Problem statement.
What you produce should be every line from the data that includes "name".

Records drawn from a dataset

%%

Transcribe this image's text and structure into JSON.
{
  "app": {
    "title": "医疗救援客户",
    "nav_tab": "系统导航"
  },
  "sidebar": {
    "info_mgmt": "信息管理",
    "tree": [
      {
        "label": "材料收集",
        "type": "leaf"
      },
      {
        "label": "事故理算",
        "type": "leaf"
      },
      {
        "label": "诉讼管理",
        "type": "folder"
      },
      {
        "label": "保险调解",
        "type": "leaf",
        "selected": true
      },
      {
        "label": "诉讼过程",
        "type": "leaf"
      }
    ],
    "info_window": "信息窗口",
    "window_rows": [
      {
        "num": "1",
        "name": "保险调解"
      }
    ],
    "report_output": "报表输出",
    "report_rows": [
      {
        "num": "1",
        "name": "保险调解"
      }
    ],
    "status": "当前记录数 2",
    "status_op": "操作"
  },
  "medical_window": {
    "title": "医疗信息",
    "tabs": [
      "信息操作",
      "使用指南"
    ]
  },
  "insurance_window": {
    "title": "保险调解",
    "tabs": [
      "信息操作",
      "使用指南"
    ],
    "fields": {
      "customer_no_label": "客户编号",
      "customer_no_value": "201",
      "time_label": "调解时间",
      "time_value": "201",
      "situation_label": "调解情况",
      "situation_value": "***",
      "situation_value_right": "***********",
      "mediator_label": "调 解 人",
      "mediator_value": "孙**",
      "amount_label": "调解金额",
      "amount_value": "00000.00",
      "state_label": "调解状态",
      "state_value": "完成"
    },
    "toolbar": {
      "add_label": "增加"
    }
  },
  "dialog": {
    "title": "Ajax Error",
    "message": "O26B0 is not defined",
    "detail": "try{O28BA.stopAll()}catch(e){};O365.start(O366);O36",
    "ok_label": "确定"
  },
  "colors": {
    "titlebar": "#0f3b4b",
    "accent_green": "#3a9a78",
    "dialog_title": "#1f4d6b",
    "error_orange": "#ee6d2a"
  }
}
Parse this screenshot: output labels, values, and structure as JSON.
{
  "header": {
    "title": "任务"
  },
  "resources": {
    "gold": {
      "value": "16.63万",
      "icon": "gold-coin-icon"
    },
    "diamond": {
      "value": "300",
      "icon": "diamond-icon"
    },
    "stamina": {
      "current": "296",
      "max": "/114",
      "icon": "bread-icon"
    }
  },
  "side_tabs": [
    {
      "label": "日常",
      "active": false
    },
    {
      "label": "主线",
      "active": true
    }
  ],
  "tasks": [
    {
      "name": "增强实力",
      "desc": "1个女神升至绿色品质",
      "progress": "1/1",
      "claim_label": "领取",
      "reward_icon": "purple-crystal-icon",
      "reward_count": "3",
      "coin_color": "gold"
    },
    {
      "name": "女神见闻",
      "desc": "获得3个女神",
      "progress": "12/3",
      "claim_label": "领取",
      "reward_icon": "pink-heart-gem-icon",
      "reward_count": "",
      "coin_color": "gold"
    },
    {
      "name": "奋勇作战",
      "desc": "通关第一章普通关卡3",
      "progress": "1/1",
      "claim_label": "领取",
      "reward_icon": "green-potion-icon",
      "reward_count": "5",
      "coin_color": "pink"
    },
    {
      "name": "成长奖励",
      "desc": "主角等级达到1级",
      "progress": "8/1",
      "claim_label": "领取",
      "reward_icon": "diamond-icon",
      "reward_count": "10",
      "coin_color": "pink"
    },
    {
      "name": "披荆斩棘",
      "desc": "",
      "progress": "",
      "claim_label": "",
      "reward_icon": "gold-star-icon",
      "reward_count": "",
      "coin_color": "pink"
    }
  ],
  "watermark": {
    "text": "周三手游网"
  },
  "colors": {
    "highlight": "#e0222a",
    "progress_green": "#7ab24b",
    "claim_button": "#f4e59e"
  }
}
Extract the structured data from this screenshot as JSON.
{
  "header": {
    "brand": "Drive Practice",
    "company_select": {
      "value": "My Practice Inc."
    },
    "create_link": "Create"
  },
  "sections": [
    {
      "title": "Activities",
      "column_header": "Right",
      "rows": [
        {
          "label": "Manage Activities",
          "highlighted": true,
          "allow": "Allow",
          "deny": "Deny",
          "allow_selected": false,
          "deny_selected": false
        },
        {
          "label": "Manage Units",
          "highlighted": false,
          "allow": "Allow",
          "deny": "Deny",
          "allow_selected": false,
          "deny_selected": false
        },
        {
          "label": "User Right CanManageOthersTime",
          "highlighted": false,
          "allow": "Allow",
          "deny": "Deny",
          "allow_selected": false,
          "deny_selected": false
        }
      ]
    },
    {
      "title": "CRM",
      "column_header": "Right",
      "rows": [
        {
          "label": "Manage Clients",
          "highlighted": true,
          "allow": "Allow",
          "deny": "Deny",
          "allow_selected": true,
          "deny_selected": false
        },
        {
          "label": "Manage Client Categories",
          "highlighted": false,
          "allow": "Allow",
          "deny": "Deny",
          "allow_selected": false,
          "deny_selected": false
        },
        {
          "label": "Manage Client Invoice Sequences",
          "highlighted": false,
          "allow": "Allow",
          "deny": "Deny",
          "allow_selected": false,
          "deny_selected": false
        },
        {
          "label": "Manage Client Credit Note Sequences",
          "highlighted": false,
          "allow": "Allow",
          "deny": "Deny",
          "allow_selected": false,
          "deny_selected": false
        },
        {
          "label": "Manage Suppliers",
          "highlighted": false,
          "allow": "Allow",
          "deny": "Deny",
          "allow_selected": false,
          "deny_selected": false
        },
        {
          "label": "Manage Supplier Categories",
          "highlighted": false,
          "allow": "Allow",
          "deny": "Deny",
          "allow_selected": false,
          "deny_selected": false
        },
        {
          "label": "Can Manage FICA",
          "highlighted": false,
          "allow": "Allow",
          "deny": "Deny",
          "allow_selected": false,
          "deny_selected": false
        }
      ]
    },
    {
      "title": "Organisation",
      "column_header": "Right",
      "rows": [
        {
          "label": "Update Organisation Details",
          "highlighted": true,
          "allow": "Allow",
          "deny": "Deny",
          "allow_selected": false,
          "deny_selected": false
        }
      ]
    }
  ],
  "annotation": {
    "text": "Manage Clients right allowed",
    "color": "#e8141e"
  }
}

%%

Answer section.
        "name": "保险调解"
        "name": "保险调解"
      "name": "增强实力",
      "name": "女神见闻",
      "name": "奋勇作战",
      "name": "成长奖励",
      "name": "披荆斩棘",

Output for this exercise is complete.